"It was tough," the three-time overall World Cup champion told The Witness from Austria on Monday.
"On Sunday morning we rode the track and it was wet and cold. We were gearing up to ride our final and I spoke to my team-mate Steve [Peat] and he said it’s bone dry, so we changed the tyres, changed the set-up a little bit, lowered the front end and off we went."
The South African star qualified in fifth and claimed the same place, but it looked as if he was on his way to better things went he went through the midway point on the course narrowly behind the time split of Troy Brosnan, who was on the hot seat at the time.
"We had a good race. It was cool. I got through to the woods and I heard this loud bang, and we are not sure what it was, but the handling of the bike altered," Minnaar said.
That much was clear to see as Minnaar became unusually ragged, having to take his feet off the pedals on a number of occasions and plant them on the ground to prevent a fall.
Over the first half, he had ridden with his trademark smooth style, but the second half was not what has made him the most successful World Cup racer of all time.
"I kept losing the front end and the back kept sagging. I’m not sure what it was, but it definitely spooked me a little, so I am disappointed with fifth, knowing that my bottom half could have been quite a bit better," he added.
The fact of the matter, though, was that the winner, Aaron Gwin, put together an immaculate run, which made him a deserving winner.
"To watch Aaron Gwin come down there, I don’t think even if I felt my bike was handling 100% I would have held that pace," Minnaar admitted.
In 2015 in Leogang, the American ace recorded a stunning victory, even though he snapped his chain only metres from the start, and his mastery of the course was clear once again in the manner in which he was able to hold his momentum through all parts of the track.
His winning time was 3:28.686, comfortably clear of second placed Frenchman Loris Vergier’s 3:31.817, with third going to Troy Brosnan of Australia in 3:32.804. Great Britain’s Danny Hart, the 2011 world champion, took fourth in 3:34.055, with Minnaar ending in fifth in 3:35.165.
His fifth place helped lift him one place in the overall standings to fourth, on 462 points. Gwin is way out in front on 810, followed by Brosnan on 650 and Hart on 518.
"I am happy. I’ve got a bit of a break now and it’s just going to be some hard training and getting ready for Lenzerheide [Switzerland] and Mont Sainte-Anne [Canada]," Minnaar said, looking ahead.

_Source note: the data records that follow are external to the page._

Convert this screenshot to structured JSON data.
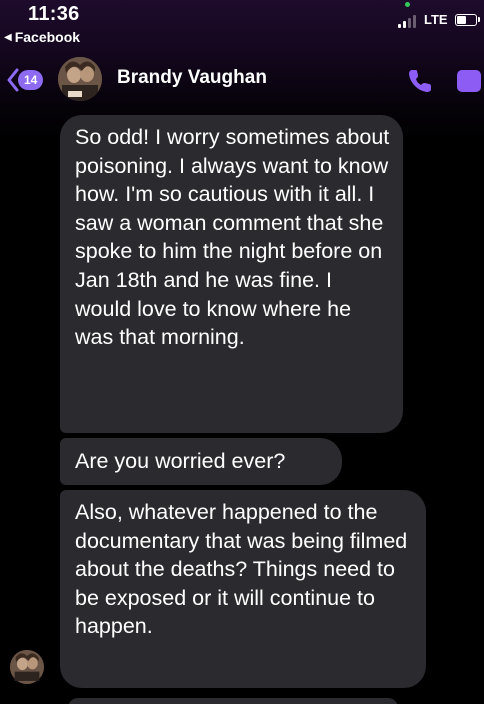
{
  "status_bar": {
    "time": "11:36",
    "back_app_label": "Facebook",
    "network": "LTE",
    "battery_level": 0.45
  },
  "header": {
    "unread_count": "14",
    "contact_name": "Brandy Vaughan",
    "accent_color": "#8d5cf5"
  },
  "messages": [
    {
      "text": "So odd! I worry sometimes about poisoning. I always want to know how. I'm so cautious with it all. I saw a woman comment that she spoke to him the night before on Jan 18th and he was fine. I would love to know where he was that morning."
    },
    {
      "text": "Are you worried ever?"
    },
    {
      "text": "Also, whatever happened to the documentary that was being filmed about the deaths? Things need to be exposed or it will continue to happen."
    }
  ],
  "icons": {
    "back": "chevron-left-icon",
    "call": "phone-icon",
    "video": "video-icon"
  }
}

He was travelling back to San Francisco, the home of the Santa Cruz Syndicate on Monday.
"Back to hard work, I guess," he ended.